Missouri’s Evolving Wine Passport Program Boosts Winery Visits
According to some well-known and unfair national stereotypes, Americans lack basic geographical knowledge, eat too much and hold few passports.
Regardless of the validity of these stereotypes, I do know that certain types of passports — wine passports — are popular across the Midwest. As a bartender at Belvoir Winery near Kansas City, I often feel like a customs official while stamping customers’ wine passports on a regular basis.
As most people know, wine passports are either paper booklets that the winery stamps, or a digital version via a free App that can be used on a smartphone. The more wineries you visit the more free prizes and experiences you get. Passport programs now exist in different guises in Midwest states including Missouri, Nebraska, Ohio and Minnesota.
See related story: Winery Passport Programs Working in Minnesota, Ontario and Kentucky
State wine associations credit these passports with encouraging thousands of additional winery visits. Danene Beedle, marketing director for the Missouri Wine and Grape Board, launched a passport program in February 2011.
This year, the Missouri passport program is enjoying a second run, in a modified form. One key aim of the passports, said Beedle, is to encourage additional visits to the state’s wineries. Another objective is to get people out to visit the newer wineries. There are currently 167 wineries in Missouri with federal winery licenses, according to the TTB (Alcohol and Tobacco Tax and Trade Bureau), a rise of 6% on last year.
According to Beedle, 12,000 people registered with the 18 month long 2011-12 passport program. This compares well to the Texas passport program, which Missouri used as a model for its program. According to figures from the Texas Wine and Grape Growers Foundation (TWGG), about 15,000 people participated in the Texas Department of Agriculture’s (TGA) 2011 wine passport program.
Considering the population difference between Texas (about 26 million) and Missouri (about 6 million), Missouri Wine’s passport program did very well. Beedle said one added benefit of the Missouri program is the number of out-of-state visitors who participated in the passport program.
However, in some respects, the program was too successful. ‘Consumers loved it,” said Beedle. ‘It was much like a treasure hunt for a lot of people to find all the wineries that they could and it was a great way to do a lot of day trips.”
The passport program was so successful that Missouri Wine ran out of budgeted funds to purchase and mail out all the prizes, like corkscrews, bar towels and aprons. Some wineries also felt there were too many prizes.
So Missouri Wine made this year’s passport promotions more experience based, rather than gift based. Now it takes 10 winery visits, rather than 5 in last year’s program, to qualify for the first reward — and it’s a certificate of achievement rather than a gift.
The next reward comes after thirty visits: a private VIP tour and wine tasting for 8 people at a participating winery. After 60 visits, the prize is a ‘Wine and Food Experience” for 10 people at a participating winery.
And once the passport holders visit 100 wineries, they are invited to the Century Club Dinner, a red carpet affair with wine makers and industry professionals. Beedle says it is very difficult to judge how successful this year’s has been so far, compared to last year’s .
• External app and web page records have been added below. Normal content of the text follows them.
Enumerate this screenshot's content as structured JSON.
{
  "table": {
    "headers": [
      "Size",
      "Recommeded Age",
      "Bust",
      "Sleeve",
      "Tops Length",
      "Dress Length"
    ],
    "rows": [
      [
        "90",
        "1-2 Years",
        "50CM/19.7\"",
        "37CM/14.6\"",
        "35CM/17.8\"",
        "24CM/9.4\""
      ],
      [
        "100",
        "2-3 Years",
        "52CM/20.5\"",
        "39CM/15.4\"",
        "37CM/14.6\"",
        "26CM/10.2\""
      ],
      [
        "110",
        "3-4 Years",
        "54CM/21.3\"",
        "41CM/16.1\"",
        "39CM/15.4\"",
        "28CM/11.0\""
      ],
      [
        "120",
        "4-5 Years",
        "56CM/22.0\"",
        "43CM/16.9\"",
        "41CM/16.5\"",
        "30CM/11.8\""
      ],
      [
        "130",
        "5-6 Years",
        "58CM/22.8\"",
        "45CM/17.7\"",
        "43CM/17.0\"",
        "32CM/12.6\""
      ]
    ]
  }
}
The two programs are quite different and it’s still relatively early to judge the 2013 passport which started in January and runs until December. So far a respectable 3,000 plus people have registered.
Rather than prizes causing budget concerns, one issue for the 2013 program in the early months of this year was the App. Jesse Page, a customer at Belvoir Winery, said that the App this year is ‘a fraction of what it was” in terms of the quality of the layout and maps.
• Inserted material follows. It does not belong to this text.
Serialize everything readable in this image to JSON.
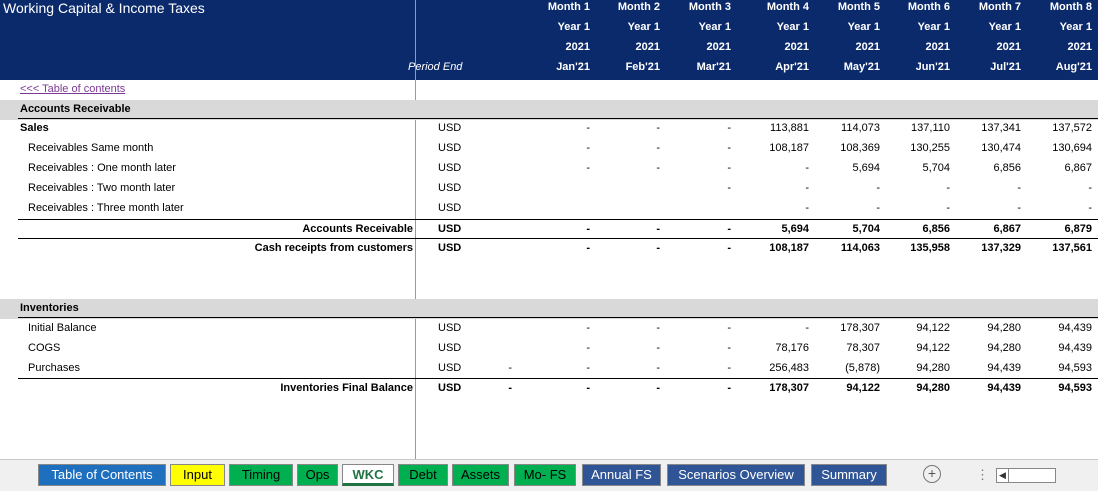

Beedle said they changed this year’s App completely and went with a different company. It’s also had four major software updates since January due to bugs that are now sorted out. ‘The App has had difficulties in the past but we encourage people to go out and make sure they have the most current version because it is working much more smoothly,” said Beedle.
‘And one of the cool things about the App this year is that you can actually take tasting notes,” she added. ‘We’re trying to be progressive; a lot of folks enjoy using their smartphone but then we have a segment of people who want paper. So we’re doing our best to offer something for both groups.” Beedle said the passport program is still evolving and any changes to next year’s passport will probably be announced by November.